- Work instruction
Your answer must consist of the records below, reproduced exactly, with every picture removed.

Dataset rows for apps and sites
* * *
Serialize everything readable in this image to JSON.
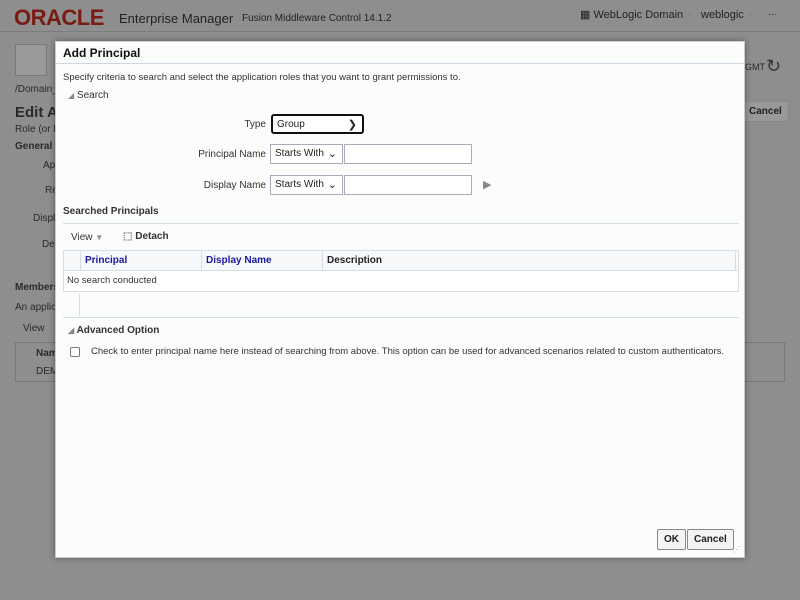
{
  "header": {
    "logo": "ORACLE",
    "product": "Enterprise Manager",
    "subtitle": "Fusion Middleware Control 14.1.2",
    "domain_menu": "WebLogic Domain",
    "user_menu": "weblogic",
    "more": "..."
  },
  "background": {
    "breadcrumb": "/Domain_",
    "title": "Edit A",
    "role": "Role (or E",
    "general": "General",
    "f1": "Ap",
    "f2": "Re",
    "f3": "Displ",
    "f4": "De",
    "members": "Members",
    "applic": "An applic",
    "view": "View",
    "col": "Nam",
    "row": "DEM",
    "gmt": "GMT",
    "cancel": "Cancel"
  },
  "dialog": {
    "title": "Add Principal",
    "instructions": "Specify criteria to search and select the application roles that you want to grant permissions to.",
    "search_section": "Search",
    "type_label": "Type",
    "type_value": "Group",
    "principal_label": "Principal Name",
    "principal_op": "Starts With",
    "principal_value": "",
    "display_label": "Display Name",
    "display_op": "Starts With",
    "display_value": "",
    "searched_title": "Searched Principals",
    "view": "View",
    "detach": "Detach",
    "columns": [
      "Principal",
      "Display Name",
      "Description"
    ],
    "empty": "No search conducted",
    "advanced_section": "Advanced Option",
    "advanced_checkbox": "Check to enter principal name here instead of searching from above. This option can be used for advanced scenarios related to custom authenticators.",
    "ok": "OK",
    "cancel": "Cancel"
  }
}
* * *
- Output for this task
Serialize everything readable in this image to JSON.
{
  "header": {
    "logo": "ORACLE",
    "product": "Enterprise Manager",
    "subtitle": "Fusion Middleware Control 14.1.2",
    "domain_menu": "WebLogic Domain",
    "user_menu": "weblogic",
    "more": "..."
  },
  "background": {
    "breadcrumb": "/Domain_",
    "title": "Edit A",
    "role": "Role (or E",
    "general": "General",
    "f1": "Ap",
    "f2": "Re",
    "f3": "Displ",
    "f4": "De",
    "members": "Members",
    "applic": "An applic",
    "view": "View",
    "col": "Nam",
    "row": "DEM",
    "gmt": "GMT",
    "cancel": "Cancel"
  },
  "dialog": {
    "title": "Add Principal",
    "instructions": "Specify criteria to search and select the application roles that you want to grant permissions to.",
    "search_section": "Search",
    "type_label": "Type",
    "type_value": "Group",
    "principal_label": "Principal Name",
    "principal_op": "Starts With",
    "principal_value": "",
    "display_label": "Display Name",
    "display_op": "Starts With",
    "display_value": "",
    "searched_title": "Searched Principals",
    "view": "View",
    "detach": "Detach",
    "columns": [
      "Principal",
      "Display Name",
      "Description"
    ],
    "empty": "No search conducted",
    "advanced_section": "Advanced Option",
    "advanced_checkbox": "Check to enter principal name here instead of searching from above. This option can be used for advanced scenarios related to custom authenticators.",
    "ok": "OK",
    "cancel": "Cancel"
  }
}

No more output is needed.